PARIS — Boeing’s once-formidable battle with satellite operator Telesat of Canada over Telesat’s allegations of gross negligence and breach of contract has shrunk to a fifth of its former size with Telesat’s progressive reduction of its claims, Boeing said July 25.

In a filing with the U.S. Securities and Exchange Commission (SEC), Chicago-based Boeing said the damages Ottawa, Ontario-based Telesat is seeking in compensation for the problems aboard the Anik F1 satellite now total just $71 million, compared with $395 million when the arbitration filing was first made in 2006.

The SEC filing also updates Boeing’s issues with several satellite customers and launch vehicle partners, including mobile broadband provider LightSquared, which filed for bankruptcy in May; a dispute with the U.S. Air Force over pricing of three Delta rocket launches; and Boeing’s attempts to get repayment from its former Russian and Ukrainian partners in the Sea Launch commercial launch company.

Telesat’s shrinking arbitration demand has come even as the Canadian operator has revised upward the amount of service it believes it will get from Anik F1, which was launched in November 2000. Anik F1 is one of six first-generation Boeing 702 model satellites that featured a defective solar-array design.

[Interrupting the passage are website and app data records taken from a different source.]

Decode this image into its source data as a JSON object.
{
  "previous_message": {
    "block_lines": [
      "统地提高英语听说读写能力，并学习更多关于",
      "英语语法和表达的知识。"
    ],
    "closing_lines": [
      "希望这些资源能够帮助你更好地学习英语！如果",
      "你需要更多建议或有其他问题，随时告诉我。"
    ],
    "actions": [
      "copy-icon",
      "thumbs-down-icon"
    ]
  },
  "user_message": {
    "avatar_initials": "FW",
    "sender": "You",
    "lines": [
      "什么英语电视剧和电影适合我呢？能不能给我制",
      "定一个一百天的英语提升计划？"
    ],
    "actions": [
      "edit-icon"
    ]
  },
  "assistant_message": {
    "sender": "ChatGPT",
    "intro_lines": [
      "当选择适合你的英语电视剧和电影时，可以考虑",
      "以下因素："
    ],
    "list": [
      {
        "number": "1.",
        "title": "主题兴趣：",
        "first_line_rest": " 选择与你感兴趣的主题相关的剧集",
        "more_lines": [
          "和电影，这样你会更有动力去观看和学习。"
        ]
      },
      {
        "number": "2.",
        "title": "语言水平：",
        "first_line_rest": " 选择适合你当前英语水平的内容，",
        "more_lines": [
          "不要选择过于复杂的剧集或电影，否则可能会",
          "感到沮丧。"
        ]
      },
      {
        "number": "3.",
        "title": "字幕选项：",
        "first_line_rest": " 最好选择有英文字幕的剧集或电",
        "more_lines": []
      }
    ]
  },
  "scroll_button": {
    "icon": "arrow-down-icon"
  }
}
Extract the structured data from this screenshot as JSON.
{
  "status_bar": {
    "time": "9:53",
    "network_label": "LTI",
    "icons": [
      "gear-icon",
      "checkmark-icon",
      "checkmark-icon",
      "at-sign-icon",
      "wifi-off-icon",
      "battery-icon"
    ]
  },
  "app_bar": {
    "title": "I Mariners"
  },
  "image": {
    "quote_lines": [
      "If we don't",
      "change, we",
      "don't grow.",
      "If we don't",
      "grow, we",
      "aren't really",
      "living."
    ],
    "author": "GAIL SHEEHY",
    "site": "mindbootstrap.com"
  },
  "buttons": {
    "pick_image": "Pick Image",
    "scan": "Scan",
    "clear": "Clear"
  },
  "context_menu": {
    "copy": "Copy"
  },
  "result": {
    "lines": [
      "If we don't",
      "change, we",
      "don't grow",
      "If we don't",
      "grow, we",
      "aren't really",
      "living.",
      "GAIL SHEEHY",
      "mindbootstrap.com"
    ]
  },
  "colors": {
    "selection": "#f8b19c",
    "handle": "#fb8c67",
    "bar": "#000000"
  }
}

Telesat, which received an insurance claim for Anik F1, initially thought the satellite would be taken out of service in 2011, five years before its planned retirement date, and that even before then its ability to serve customers would decline as the solar-array problem progressively reduced power available to the payload.

Telesat more recently has said Anik F1 is likely to continue operations until 2022, although the company may begin switching off transponders before then depending on how the solar arrays perform.

Telesat has alleged that Boeing knew of the solar-array issue before Anik F1 was launched but did not inform Telesat. Boeing has denied this, and has countersued Telesat — going so far as to demand that the Canadian operator pay annual performance incentive fees given the satellite’s continued operability.

An arbitration panel is scheduled to rule on the issue in November.

In its SEC filing, Boeing said it is confident that LightSquared LLC of Reston, Va., a wireless broadband startup company that has ordered two large Boeing satellites, eventually will pay Boeing $116 million owed for completion of the second satellite and related ground infrastructure.

LightSquared’s first Boeing satellite is in orbit. The second “is substantially complete but remains in Boeing’s possession,” the company said, adding: “We believe that our rights in the second satellite and related ground-segment assets are sufficient to protect the value of our receivables in the event that LightSquared fails to make payments as contractually required, or rejects its contract with us” as part of its Chapter 11 bankruptcy proceedings. “As a result, we do not expect to incur any losses” related to the LightSquared satellite payments.

Boeing and United Launch Alliance (ULA) of Denver have petitioned the Armed Services Board of Contract Appeals (ASBCA) to order the U.S. Air Force to increase payment on three Delta rockets the Air Force contracted for at prices that turned out to be far lower than what Boeing and ULA need to reach financial break-even, much less a profit.

The dispute has dragged on for nearly four years. Boeing and ULA — in which Boeing and Lockheed Martin Corp. each holds a 50 percent equity stake — have said the dispute is centered on the fact that the Air Force, in exercising its three contract options, arrived with satellites that are far bigger than what was planned when the launch contract was signed.

Boeing said in the SEC filing that if its ASBCA appeal is unsuccessful, it will face a pretax loss of $280 million for the three launches — an indication of just how far below cost the Air Force contracts were negotiated.

Boeing said an ASBCA hearing is set for next May.

Boeing’s role as general contractor in the Sea Launch commercial launch venture before Sea Launch was reorganized under Chapter 11 bankruptcy proceedings in 2009 left it with $356 million in Boeing-backed Sea Launch bank guarantees and loans that Boeing alleges are the responsibility of its Sea Launch partners, RSC Energia of Russia and companies associated with Ukraine’s Yuzhnoye.

The Stockholm Chamber of Commerce has said it lacks jurisdiction to rule on the matter. Boeing has appealed this, and both Energia and Yuzhnoye have recently submitted their responses to the chamber. No arbitration date has been set.

Boeing’s long-litigated dispute with ICO Global Communications, now owned by Pendrell Corp. of Kirkland, Wash., ended in June with Boeing’s agreement to pay ICO/Pendrell a $10 million settlement. In exchange, ICO/Pendrell agreed not to appeal a California Appeals Court decision in favor of Boeing that struck down a lower court award of more than $700 million to ICO/Pendrell.

Peter B. de Selding was the Paris bureau chief for SpaceNews.